The Alligator starts eating as soon as it wakes up, which is observed when the Green line (Jaw) > Red line (Teeth) > Blue line (Lips) for a bullish move. Likewise, when the Green line (Jaw) < Red line(Teeth) < Blue line (Lips), it is a bearish move. This can also be seen from the green line in the chart above. This is when the market switches to trending. It is also seen that the longer the consolidated range the stronger the trending move.
Now that we have understood how the Alligator indicator can be interpreted. Let us now see how a trade setup can be formed through this.
How do I use Alligator Indicator to execute trades?
As mentioned earlier, it is favored more for swing traders who prefer to hold on to positions for a longer duration. However, it can also be used for day trading on smaller time frames.
We will look at an example where we will first take a daily time frame to learn the directional bias i.e. the potential trending direction of the market. Once we have identified that, we will look for a trade position in favor of the direction.
Below is the chart of EURUSD on the Daily time frame. Here from March 16th to May 27th, we noticed a consolidated phase where all 3 balance lines were crossing each other indicating a sideways movement for approximately 3 months. As it can be seen, after that period, the Alligator wakes up and starts a trending (bullish) move. Here we created our directional bias and look for buy/long entries.
Once the balance lines start getting further apart from each other, we can enter a buy position as shown in the chart below.
The first buy indicated is after you observe that the Alligator has woken up. This is observed by the balance lines going further apart from each other. You can move on to smaller time frames and enter when the price is retesting the balance lines as well. There is not one particular way for entry. It can vary from trader to trader based on what entry strategy they prefer. Here a buy position is taken as soon as the difference between the balance lines has grown bigger.
The Second buy is based on the retest of the price towards the ‘teeth’ of the Alligator for the continuation move. The first potential exit can be identified when the balance lines start joining each other which indicates an exhaustion in trend. Therefore, this can be seen as taking profit level. Second potential exit is also based on observing the balance lines joining together thus indicating an exhaustion in momentum.

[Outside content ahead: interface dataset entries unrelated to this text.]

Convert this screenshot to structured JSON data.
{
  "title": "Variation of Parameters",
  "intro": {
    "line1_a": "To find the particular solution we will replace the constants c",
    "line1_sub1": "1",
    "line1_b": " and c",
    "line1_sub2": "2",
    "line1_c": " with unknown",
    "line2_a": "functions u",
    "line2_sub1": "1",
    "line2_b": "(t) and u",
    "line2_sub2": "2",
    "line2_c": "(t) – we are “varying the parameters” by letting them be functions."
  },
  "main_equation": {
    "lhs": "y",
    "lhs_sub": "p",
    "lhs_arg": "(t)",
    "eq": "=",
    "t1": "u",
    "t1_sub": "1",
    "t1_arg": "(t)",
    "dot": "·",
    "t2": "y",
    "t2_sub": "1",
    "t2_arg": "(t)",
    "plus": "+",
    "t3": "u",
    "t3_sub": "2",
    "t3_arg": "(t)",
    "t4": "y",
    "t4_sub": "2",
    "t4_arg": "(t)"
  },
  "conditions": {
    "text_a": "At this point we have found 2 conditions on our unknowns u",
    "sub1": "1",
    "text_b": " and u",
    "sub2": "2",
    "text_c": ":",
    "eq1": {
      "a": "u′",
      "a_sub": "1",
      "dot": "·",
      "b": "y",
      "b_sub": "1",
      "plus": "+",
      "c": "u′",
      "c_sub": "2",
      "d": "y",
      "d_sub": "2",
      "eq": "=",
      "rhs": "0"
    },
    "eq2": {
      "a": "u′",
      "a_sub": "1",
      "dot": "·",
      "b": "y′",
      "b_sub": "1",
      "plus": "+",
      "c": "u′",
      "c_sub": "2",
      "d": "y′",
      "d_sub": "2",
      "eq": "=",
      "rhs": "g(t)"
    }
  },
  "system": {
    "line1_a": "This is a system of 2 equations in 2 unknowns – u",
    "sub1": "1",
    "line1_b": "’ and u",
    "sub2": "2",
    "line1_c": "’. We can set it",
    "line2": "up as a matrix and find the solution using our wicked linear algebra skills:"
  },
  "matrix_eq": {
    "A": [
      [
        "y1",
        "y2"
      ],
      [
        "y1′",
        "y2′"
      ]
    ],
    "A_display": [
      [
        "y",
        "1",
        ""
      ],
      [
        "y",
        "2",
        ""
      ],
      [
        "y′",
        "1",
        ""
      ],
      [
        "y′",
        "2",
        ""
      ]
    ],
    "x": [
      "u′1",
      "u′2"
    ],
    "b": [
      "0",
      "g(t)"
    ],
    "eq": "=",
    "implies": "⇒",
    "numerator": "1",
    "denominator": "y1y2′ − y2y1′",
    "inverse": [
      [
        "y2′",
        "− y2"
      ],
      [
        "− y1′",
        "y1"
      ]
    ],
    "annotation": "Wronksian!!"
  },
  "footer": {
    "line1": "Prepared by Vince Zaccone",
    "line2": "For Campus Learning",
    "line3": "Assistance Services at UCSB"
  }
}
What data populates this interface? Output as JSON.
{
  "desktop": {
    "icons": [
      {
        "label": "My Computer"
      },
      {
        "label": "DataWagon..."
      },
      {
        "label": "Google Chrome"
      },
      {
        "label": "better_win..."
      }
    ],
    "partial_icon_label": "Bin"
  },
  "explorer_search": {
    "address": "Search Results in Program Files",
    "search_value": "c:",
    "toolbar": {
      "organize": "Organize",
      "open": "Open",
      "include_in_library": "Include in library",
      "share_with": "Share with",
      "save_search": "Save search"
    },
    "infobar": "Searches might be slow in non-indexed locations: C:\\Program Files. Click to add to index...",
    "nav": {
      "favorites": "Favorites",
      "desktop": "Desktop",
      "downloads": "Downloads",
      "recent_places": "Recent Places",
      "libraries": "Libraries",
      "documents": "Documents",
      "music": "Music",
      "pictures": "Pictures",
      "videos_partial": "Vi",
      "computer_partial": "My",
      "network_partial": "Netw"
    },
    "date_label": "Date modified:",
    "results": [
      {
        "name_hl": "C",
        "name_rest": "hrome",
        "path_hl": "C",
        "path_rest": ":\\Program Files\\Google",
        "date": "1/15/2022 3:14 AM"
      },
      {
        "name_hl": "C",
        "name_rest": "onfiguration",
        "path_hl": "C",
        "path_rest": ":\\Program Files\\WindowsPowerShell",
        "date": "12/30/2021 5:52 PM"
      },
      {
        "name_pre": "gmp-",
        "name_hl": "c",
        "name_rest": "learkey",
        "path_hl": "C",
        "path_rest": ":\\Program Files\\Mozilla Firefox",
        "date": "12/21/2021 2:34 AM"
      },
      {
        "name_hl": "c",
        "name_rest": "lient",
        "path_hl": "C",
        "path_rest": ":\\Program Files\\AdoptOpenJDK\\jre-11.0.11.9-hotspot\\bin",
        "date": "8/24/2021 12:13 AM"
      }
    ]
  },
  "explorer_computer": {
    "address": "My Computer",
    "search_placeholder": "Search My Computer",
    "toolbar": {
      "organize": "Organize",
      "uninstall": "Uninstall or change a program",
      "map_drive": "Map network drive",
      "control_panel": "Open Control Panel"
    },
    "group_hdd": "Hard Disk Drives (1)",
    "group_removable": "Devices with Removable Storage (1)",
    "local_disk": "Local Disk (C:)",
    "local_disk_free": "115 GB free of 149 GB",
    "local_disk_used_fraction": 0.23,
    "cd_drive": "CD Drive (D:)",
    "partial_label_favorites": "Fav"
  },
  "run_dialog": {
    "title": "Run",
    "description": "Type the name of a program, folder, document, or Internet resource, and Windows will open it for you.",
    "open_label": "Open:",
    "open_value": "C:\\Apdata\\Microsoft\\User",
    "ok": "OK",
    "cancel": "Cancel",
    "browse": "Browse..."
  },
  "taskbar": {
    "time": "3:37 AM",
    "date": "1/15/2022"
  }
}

Had the trade not worked out in your favor, you can exit your trade if the Jaw line crosses the Lips. This is indicated by the red line as a potential exit.
Be mindful that there is not one or fixed way of trading using any indicator. However, understanding how the Alligator indicator works can help the traders in identifying the long term direction of the market if it is analyzed on a daily or weekly timeframe. Subsequently, traders can use different tools on top of it to create confluences with other elements. Likewise, the same pattern can be observed in a bearish trend.
When you are trading at any prop firm or trading a live funded account, you should always practice good risk management. Have a stop loss, control your lot size and use what you feel comfortable trading. Traders must incorporate risk management no matter what strategy it is as that is the only way to see consistent profitability and growth in the long term.
Stay tuned for more!